The country is home to three main ethnic groups (officially known as "constituent peoples", as specified in the constitution). Bosniaks are the largest group of the three, with Serbs second and Croats third. A native of Bosnia and Herzegovina, regardless of ethnicity, is usually identified in English as a Bosnian. Minorities, defined under the constitutional nomenclature others, include Jews, Roma, Poles, Ukrainians and Turks. Bosnia and Herzegovina has a bicameral legislature and a three-member Presidency composed of a member of each major ethnic group. However, the central government's power is highly limited, as the country is largely decentralized and comprises two autonomous entities: the Federation of Bosnia and Herzegovina and Republika Srpska, with a third region, the Brčko District, governed under local government. The Federation of Bosnia and Herzegovina is complex and consists of 10 cantons.

Bosnia and Herzegovina rank highly in terms of human development, and has an economy dominated by the industry and agriculture sectors, followed by the tourism and service sectors. The country has a social security and universal healthcare system, and primary- and secondary-level education is tuition-free.[1]

Timeline[edit | edit source]

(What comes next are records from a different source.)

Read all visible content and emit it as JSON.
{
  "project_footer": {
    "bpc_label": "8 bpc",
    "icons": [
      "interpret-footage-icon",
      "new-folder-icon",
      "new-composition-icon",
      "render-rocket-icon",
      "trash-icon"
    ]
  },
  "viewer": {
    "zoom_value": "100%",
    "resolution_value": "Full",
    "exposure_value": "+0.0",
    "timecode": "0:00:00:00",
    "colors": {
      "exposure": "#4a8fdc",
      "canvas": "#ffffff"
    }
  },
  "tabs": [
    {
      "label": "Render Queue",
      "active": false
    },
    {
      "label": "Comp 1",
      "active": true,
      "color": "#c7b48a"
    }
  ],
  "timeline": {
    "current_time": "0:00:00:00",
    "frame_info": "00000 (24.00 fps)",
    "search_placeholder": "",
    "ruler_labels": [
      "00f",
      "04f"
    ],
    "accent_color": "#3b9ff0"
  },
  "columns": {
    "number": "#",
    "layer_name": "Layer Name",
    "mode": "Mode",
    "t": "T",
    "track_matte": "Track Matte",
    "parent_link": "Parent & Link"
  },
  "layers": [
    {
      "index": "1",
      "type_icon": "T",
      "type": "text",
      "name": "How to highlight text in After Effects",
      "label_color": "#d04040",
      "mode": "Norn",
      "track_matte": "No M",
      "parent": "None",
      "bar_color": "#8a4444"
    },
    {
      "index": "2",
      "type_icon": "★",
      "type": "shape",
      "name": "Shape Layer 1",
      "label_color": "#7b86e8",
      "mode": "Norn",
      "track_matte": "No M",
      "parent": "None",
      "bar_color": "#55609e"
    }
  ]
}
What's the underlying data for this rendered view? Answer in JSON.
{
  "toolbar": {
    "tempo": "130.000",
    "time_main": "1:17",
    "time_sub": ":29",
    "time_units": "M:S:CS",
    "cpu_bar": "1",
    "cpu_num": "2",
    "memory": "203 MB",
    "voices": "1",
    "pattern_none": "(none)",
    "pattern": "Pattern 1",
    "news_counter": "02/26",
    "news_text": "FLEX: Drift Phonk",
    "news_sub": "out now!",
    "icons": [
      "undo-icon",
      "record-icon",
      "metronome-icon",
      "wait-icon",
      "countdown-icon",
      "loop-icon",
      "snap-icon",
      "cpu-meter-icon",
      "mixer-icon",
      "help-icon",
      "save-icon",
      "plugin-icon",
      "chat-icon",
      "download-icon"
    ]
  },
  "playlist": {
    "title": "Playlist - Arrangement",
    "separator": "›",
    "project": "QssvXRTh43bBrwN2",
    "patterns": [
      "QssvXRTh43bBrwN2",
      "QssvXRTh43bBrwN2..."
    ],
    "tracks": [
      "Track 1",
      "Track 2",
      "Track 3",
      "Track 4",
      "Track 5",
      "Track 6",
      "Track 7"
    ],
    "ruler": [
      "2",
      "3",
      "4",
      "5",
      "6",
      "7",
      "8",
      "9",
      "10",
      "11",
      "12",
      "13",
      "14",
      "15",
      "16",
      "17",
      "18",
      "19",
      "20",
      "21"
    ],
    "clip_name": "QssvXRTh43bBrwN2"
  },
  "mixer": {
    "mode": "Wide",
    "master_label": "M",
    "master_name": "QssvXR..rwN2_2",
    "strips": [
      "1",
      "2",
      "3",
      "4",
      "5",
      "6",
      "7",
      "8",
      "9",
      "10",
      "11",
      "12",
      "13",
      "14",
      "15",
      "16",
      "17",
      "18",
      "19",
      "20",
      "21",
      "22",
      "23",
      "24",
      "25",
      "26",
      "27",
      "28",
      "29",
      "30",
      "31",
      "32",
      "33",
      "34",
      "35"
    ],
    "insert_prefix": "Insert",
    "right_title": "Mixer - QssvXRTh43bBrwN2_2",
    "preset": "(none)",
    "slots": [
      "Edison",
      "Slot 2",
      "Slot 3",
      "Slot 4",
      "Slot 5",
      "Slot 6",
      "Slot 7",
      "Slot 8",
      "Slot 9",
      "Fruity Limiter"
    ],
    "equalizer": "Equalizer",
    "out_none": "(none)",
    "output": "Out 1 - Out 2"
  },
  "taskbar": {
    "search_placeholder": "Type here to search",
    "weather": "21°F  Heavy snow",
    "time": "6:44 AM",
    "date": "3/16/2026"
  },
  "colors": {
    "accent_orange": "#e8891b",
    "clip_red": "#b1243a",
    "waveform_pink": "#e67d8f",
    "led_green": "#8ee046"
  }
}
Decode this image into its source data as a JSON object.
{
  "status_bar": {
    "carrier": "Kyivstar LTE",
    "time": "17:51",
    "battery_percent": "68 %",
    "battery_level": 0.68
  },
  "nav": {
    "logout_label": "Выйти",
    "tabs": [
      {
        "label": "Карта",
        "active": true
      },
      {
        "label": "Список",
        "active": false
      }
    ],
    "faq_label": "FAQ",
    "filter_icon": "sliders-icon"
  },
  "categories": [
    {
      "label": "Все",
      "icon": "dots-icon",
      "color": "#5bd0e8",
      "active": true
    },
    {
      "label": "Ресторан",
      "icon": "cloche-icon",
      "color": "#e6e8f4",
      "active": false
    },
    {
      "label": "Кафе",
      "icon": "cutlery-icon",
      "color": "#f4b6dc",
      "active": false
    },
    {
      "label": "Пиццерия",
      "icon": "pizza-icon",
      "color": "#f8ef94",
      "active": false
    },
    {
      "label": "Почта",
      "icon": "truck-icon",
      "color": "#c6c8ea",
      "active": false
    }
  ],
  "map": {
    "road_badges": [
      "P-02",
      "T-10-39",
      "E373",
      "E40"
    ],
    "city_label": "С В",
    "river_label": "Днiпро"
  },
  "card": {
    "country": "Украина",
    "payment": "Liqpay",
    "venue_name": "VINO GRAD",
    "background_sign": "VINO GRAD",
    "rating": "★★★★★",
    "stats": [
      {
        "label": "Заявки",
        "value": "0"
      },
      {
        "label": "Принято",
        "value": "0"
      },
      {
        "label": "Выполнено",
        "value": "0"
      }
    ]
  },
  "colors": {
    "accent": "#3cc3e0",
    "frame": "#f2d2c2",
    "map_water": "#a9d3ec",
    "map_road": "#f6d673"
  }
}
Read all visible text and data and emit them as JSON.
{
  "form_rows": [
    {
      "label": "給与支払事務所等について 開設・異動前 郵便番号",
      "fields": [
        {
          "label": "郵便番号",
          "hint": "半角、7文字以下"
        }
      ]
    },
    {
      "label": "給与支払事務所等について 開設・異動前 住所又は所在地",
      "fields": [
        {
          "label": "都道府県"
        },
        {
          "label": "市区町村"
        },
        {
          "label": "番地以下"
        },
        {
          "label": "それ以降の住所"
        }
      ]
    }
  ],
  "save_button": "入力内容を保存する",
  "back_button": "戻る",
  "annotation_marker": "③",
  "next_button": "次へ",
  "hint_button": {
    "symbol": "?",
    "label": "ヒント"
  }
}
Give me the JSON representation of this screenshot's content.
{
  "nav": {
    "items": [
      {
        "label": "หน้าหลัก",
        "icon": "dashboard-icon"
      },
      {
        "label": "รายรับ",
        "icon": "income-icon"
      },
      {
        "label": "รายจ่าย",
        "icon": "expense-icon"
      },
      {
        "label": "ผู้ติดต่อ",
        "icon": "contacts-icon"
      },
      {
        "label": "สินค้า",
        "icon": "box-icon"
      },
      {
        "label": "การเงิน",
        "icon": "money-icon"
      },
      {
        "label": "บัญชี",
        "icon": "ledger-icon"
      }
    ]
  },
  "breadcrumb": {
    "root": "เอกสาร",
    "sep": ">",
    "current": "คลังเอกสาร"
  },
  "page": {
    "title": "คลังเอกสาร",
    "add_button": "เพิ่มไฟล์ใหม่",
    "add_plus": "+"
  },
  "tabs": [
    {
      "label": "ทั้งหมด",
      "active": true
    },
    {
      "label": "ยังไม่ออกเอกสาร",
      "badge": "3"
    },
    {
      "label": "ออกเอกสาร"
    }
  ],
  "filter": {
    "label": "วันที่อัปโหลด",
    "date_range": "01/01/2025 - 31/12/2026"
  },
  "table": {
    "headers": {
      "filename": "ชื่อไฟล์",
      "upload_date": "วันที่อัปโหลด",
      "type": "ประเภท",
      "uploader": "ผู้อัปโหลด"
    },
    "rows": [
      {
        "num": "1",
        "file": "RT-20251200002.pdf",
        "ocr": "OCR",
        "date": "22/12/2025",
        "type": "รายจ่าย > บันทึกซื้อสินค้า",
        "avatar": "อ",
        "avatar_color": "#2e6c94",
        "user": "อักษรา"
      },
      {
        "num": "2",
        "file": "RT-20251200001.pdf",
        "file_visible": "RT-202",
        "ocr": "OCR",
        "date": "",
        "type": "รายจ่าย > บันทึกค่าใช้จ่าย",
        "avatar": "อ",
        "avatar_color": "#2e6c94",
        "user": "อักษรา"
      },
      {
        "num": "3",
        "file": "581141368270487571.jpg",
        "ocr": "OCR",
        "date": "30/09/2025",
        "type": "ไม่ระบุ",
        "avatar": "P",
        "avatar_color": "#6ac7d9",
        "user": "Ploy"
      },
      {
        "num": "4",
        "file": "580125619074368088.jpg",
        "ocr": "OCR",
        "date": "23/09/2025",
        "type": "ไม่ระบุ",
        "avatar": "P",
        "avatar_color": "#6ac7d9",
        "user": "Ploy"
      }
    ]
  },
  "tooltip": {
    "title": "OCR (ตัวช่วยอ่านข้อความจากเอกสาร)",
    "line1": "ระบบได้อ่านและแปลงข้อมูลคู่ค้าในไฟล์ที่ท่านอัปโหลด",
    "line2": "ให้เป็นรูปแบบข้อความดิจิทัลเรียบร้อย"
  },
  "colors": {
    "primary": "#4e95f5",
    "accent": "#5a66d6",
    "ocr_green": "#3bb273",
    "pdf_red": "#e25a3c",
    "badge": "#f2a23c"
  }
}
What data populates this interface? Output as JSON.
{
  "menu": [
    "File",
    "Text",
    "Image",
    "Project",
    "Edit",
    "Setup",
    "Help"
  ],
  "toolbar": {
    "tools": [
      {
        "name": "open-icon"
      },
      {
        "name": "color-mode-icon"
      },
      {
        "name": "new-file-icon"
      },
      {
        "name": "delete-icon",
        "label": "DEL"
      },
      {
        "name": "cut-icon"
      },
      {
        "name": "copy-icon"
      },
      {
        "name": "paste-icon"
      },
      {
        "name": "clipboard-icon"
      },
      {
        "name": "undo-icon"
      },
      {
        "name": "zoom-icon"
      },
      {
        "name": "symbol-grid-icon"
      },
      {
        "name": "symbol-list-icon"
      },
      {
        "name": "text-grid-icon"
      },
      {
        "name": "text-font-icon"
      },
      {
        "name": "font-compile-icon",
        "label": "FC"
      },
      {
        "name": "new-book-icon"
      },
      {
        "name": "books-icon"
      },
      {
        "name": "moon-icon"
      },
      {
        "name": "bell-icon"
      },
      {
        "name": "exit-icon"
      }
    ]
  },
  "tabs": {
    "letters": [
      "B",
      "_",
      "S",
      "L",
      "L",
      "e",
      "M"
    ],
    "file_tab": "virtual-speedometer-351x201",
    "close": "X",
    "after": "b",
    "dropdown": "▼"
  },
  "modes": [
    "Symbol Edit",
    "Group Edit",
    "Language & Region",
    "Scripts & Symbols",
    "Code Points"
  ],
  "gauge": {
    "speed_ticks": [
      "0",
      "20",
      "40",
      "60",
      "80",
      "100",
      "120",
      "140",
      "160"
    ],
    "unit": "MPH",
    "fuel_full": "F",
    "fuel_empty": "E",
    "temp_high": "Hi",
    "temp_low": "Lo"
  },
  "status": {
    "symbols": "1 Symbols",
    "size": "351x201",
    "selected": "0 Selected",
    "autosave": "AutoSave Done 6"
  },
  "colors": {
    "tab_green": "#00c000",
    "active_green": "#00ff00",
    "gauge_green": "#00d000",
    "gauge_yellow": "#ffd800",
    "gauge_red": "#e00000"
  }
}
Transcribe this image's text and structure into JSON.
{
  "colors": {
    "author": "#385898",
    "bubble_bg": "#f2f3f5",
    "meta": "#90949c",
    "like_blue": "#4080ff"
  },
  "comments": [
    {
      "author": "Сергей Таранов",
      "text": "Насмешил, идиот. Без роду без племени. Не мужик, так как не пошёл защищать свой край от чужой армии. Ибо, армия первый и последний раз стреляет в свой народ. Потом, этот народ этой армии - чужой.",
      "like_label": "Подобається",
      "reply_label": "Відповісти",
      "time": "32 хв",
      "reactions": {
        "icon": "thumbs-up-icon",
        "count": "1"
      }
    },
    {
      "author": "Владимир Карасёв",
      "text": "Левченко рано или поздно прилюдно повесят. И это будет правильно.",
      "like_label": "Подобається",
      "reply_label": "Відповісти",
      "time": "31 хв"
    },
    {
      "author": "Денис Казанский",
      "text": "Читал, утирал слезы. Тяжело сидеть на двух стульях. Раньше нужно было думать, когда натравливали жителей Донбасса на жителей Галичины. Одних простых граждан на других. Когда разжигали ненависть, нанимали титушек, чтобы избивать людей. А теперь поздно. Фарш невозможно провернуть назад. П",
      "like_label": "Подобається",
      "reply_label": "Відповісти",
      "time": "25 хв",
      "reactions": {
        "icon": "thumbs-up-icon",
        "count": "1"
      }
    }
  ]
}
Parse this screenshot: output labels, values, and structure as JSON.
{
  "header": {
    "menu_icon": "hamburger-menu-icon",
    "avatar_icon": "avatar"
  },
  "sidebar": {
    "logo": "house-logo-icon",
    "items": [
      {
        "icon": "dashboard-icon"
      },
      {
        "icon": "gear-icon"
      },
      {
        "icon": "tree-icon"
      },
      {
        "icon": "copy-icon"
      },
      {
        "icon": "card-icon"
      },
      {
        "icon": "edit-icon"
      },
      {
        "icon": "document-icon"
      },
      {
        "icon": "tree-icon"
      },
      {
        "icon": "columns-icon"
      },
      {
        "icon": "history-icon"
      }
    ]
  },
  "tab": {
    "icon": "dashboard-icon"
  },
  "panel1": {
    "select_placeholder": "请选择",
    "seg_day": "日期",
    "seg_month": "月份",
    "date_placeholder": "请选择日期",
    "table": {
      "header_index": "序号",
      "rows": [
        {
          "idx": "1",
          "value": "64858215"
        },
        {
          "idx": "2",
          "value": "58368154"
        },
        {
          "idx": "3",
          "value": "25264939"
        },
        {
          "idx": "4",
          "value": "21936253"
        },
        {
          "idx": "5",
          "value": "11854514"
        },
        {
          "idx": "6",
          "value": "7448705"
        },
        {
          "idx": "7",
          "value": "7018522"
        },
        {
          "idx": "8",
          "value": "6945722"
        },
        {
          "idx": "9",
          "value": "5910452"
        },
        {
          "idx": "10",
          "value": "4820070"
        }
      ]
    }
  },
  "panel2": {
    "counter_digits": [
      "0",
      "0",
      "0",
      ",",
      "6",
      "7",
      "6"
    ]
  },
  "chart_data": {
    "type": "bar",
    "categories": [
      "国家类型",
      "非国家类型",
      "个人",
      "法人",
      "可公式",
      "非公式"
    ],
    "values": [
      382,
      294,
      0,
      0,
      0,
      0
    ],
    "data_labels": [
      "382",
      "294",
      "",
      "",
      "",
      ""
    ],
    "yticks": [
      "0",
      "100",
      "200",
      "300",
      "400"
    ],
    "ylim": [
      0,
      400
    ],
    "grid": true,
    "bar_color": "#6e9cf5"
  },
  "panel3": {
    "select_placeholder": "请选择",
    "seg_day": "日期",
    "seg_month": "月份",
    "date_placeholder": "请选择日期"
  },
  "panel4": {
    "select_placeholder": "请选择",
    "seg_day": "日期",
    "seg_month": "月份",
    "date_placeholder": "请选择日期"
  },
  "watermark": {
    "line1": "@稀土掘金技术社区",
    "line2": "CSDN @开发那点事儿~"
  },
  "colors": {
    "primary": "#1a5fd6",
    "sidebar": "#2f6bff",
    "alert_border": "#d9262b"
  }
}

1463-1868 The four centuries of Ottoman rule also had a drastic impact on Bosnia's population make-up and a native Slavic-speaking Muslim community emerged and eventually became the largest of the religious groups due to lack of strong Christian church organizations and continuous rivalry between the Orthodox and Catholic churches
1878 - In the Congress of Berlin, the Austro-Hungarian obtained the occupation and administration of Bosnia and Herzegovina. Tensions remained and a mass emigration of Bosnians occurred
1918 - Bosnia and Herzegovina joined the South Slav Kingdom of Serbs, Croats and Slovenes, soon renamed Yugoslavia
1929 - The establishment of the Kingdom of Yugoslavia
1941 - Yugoslavia was invaded by Germany
1941-1945 - Yugoslavia was conquered by Nazi forces in World War II, all of Bosnia was ceded to the Nazi regime and an estimated 209,000 Serbs and Montenegrins were killed on the territory of Bosnia–Herzegovina during the war
1946 - More than 300,000 people died in Bosnia and Herzegovina in World War II
1995 - The Srebrenica massacre killed more than 8,000 Bosniak men and boys
1995 - NATO launched a bombing campaign against Republika Srpska and this convinced the Bosnian Serb leadership to consider a negotiated settlement. An estimated 100,000 people were killed in the war, about two-thirds of whom were Bosniak

References[edit | edit source]

  1. Wikipedia contributors, "Bosnia and Herzegovina," in Wikipedia: the Free Encyclopedia, accessed 30 January 2019.